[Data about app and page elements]
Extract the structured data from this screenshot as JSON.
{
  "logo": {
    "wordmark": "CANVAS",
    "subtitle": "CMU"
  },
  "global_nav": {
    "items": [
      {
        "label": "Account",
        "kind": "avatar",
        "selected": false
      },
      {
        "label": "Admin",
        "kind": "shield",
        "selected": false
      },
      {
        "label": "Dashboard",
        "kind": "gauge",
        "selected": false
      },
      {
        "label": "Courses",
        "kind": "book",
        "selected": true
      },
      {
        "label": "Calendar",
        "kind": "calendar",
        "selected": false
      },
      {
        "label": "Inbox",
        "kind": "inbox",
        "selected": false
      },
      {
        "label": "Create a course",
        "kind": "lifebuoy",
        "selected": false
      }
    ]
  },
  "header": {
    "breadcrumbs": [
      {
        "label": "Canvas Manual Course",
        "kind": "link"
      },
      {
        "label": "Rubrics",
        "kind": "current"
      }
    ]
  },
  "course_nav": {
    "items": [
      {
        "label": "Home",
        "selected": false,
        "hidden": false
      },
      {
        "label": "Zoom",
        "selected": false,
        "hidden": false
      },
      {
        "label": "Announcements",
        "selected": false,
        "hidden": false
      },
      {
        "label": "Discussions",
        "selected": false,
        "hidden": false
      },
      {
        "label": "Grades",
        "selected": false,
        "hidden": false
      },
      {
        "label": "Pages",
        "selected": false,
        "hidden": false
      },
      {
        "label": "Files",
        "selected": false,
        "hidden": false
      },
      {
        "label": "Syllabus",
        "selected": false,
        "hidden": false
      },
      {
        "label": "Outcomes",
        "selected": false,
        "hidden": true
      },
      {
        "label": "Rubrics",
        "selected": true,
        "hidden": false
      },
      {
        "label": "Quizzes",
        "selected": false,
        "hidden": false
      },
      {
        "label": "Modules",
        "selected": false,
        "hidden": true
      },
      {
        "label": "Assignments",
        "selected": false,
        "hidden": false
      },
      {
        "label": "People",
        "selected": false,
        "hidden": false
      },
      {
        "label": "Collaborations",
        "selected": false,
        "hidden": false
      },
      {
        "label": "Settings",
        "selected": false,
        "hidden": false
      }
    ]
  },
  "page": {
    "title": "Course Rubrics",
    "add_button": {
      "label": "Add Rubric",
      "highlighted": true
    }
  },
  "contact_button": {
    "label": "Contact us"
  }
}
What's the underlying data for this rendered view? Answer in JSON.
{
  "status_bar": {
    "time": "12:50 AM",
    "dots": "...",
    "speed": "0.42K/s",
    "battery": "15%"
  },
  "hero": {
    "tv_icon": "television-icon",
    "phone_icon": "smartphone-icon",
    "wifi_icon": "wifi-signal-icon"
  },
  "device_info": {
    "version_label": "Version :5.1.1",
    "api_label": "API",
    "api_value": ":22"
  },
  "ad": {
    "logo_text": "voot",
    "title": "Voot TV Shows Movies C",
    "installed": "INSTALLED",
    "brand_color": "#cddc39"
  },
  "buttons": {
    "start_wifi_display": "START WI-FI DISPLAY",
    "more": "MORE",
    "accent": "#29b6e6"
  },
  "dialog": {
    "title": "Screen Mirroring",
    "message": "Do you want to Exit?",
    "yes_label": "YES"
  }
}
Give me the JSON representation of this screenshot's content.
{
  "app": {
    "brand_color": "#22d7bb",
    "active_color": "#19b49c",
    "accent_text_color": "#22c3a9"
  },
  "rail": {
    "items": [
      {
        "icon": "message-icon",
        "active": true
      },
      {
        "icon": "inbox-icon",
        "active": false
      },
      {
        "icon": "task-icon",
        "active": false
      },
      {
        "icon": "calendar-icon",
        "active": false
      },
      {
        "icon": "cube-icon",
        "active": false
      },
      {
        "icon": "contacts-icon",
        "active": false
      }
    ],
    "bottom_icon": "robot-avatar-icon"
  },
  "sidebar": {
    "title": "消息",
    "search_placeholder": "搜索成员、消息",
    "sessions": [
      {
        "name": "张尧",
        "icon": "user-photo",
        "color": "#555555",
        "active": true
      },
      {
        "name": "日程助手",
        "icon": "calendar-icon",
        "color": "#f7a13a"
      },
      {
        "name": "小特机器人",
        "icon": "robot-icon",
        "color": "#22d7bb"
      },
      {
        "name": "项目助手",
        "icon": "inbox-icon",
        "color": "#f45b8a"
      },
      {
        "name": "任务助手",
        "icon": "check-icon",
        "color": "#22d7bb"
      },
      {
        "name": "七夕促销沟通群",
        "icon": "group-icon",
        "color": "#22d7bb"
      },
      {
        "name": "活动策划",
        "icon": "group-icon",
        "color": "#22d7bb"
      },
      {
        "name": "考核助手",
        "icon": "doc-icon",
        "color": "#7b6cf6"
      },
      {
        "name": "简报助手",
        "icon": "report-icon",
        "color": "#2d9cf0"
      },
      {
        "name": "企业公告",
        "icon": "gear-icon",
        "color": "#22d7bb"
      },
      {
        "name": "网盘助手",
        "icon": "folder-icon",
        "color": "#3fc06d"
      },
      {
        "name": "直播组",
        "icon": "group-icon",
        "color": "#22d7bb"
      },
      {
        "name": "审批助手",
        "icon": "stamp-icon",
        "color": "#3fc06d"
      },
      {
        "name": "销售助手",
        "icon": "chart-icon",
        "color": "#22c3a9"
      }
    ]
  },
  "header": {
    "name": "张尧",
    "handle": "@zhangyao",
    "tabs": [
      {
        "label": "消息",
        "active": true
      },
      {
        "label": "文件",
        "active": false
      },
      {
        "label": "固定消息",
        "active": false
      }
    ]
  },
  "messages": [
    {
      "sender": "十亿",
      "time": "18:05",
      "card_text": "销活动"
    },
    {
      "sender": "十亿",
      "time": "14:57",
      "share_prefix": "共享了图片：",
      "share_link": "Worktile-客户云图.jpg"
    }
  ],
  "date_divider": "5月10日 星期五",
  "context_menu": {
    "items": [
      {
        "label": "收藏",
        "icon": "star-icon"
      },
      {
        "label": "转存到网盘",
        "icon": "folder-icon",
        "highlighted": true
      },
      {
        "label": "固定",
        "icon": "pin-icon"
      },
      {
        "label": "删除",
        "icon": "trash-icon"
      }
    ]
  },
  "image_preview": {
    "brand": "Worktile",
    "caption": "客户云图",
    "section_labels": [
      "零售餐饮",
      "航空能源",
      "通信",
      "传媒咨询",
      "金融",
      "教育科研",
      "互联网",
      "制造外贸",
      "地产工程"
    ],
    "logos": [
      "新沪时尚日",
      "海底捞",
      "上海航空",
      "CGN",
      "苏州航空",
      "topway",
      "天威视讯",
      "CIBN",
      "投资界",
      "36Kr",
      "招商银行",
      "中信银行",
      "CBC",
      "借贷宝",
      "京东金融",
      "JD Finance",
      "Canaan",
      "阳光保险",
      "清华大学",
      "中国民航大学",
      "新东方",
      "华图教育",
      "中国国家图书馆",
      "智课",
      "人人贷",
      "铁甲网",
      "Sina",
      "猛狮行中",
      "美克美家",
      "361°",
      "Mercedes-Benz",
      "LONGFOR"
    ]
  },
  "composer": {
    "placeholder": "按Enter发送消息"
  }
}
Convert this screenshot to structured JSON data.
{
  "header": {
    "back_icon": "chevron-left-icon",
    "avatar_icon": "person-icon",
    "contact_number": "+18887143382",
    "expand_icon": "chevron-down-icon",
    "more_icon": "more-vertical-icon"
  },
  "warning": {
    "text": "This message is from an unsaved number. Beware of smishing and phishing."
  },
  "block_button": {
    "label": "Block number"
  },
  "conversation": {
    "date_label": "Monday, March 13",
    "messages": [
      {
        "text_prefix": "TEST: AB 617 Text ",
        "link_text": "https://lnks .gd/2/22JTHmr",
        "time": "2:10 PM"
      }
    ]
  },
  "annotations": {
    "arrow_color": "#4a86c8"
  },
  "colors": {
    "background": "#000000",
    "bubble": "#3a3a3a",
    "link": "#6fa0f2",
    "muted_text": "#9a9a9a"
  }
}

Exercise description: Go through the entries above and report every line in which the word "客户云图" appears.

Answer section:
      "share_link": "Worktile-客户云图.jpg"
    "caption": "客户云图",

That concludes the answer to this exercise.